Malcolm P. Stevens, Professor of Chemistry at the University of Hartford, where he has taught since 1971, previously taught at Robert College in Istanbul and at the American University of Beirut and also worked at the Chevron Research Company. His combination of academic and industrial experience is reflected in the excellent coverage of both the theoretical fundamentals and the practical applications of the subject in the third edition of the book under review here. He assumes that students using the book have completed undergraduate courses in organic and physical chemistry and are familiar with the more commonly used spectroscopic and chromatographic methods of analysis and characterization.

This latest edition follows the organization of the second edition, with the exception that heterocyclic polymers are dealt with in a separate single chapter (Chapter 15) rather than being divided between two chapters.

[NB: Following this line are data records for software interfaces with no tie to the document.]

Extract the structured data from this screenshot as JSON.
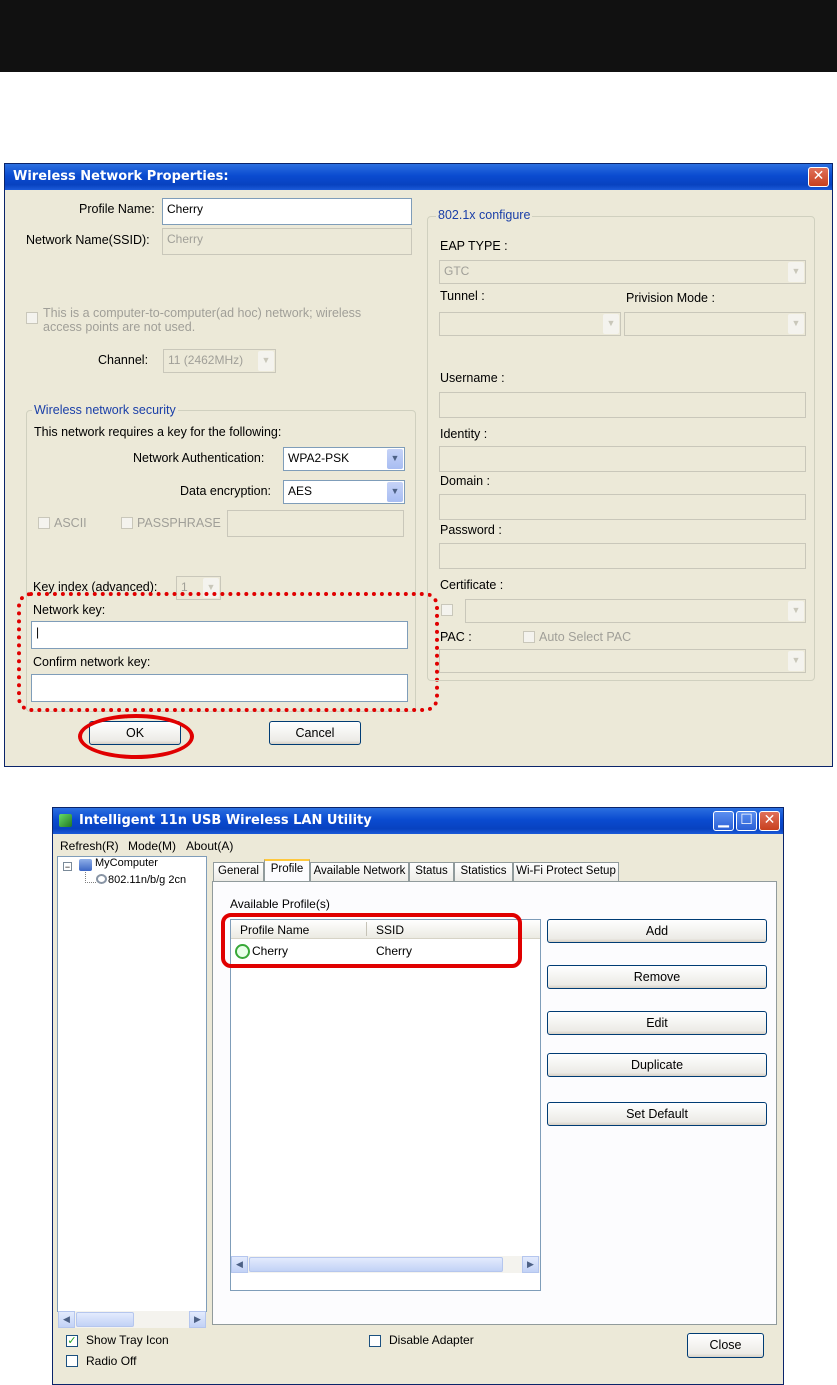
{
  "props": {
    "title": "Wireless Network Properties:",
    "profile_name_label": "Profile Name:",
    "profile_name_value": "Cherry",
    "ssid_label": "Network Name(SSID):",
    "ssid_value": "Cherry",
    "adhoc_label_line1": "This is a computer-to-computer(ad hoc) network; wireless",
    "adhoc_label_line2": "access points are not used.",
    "channel_label": "Channel:",
    "channel_value": "11 (2462MHz)",
    "security_group": "Wireless network security",
    "security_text": "This network requires a key for the following:",
    "auth_label": "Network Authentication:",
    "auth_value": "WPA2-PSK",
    "enc_label": "Data encryption:",
    "enc_value": "AES",
    "ascii_label": "ASCII",
    "passphrase_label": "PASSPHRASE",
    "key_index_label": "Key index (advanced):",
    "key_index_value": "1",
    "network_key_label": "Network key:",
    "network_key_value": "|",
    "confirm_key_label": "Confirm network key:",
    "ok_label": "OK",
    "cancel_label": "Cancel",
    "dot1x_group": "802.1x configure",
    "eap_type_label": "EAP TYPE :",
    "eap_type_value": "GTC",
    "tunnel_label": "Tunnel :",
    "provision_label": "Privision Mode :",
    "username_label": "Username :",
    "identity_label": "Identity :",
    "domain_label": "Domain :",
    "password_label": "Password :",
    "certificate_label": "Certificate :",
    "pac_label": "PAC :",
    "auto_pac_label": "Auto Select PAC"
  },
  "utility": {
    "title": "Intelligent 11n USB Wireless LAN Utility",
    "menu": [
      "Refresh(R)",
      "Mode(M)",
      "About(A)"
    ],
    "tree_root": "MyComputer",
    "tree_child": "802.11n/b/g 2cn",
    "tabs": [
      "General",
      "Profile",
      "Available Network",
      "Status",
      "Statistics",
      "Wi-Fi Protect Setup"
    ],
    "available_profiles_label": "Available Profile(s)",
    "col_profile_name": "Profile Name",
    "col_ssid": "SSID",
    "rows": [
      {
        "profile": "Cherry",
        "ssid": "Cherry"
      }
    ],
    "buttons": [
      "Add",
      "Remove",
      "Edit",
      "Duplicate",
      "Set Default"
    ],
    "show_tray_label": "Show Tray Icon",
    "radio_off_label": "Radio Off",
    "disable_adapter_label": "Disable Adapter",
    "close_label": "Close"
  },
  "colors": {
    "accent_red": "#e00000",
    "xp_blue": "#0a4bd0",
    "dialog_bg": "#ece9d8"
  }
}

Also, microbial polyesters are discussed in Chapter 12 rather than in Chapter 18. Like Gaul, the book is divided into three parts. The wide scope of the topics included can be glimpsed from the titles of the chapters:

Among the new developments in a rapidly changing field featured are: "single site" metallocene catalysts for tailoring polyolefin structures, living free-radical polymerization, biodegradable bacterial polyesters, mass spectrometric methods for molecular weight determination, atomic force microscopy for characterizing polymer surfaces, soft ionization techniques coupled with time-of-flight mass spectrometers for measuring molecular weights and molecular weight distributions, supramolecular assemblies such as polyrotaxanes, dendritic and hyperbranched polymers with molecular dimensions in the nanometer range, polymer recycling, characterization and testing methods, stereoregular polymers, commercially important addition and condensation polymers, and polymers exhibiting nonlinear optical properties.

Once again, references (1203 in all, some as late as 1997) at the end of each chapter are based in many cases on review articles or monographs so that students can find more detailed information on any given topic (original articles can be located from the review articles). Because Stevens believes that advanced undergraduate or beginning graduate students should be strongly encouraged to read the original literature, he has included references in many of the 253 end-of-chapter review exercises (a solutions manual is available).

The book is replete with 852 numbered and countless unnumbered structural formulas, chemical and mathematical equations, reaction schemes, 94 figures, and 73 tables. It includes a 2-page appendix of commonly used polymer abbreviations, a 9-page appendix of the polymer literature (handily divided into encyclopedias and yearbooks, handbooks, continuing series, journals, general journals, and specialty journals), and a 9-page appendix of sources of polymer chemistry laboratory experiments (divided into laboratory manuals, supplementary sources, and 167 articles published in the Journal of Chemical Education between 1950 and 1997). The last appendix is particularly useful for instructors who wish to design a polymer laboratory course or integrate polymers into existing laboratory courses. A detailed index (17 double-column pages) facilitates locating material.

The only current textbook that discusses polymer types according to functional groups, Polymer Chemistry: An Introduction is not only a useful, comprehensive, up-to-date, and eminently teachable text for advanced undergraduate and beginning graduate students; it is also suitable as an introduction for industrial chemists with no prior training in the subject or as a reference sourcebook for practicing polymer scientists.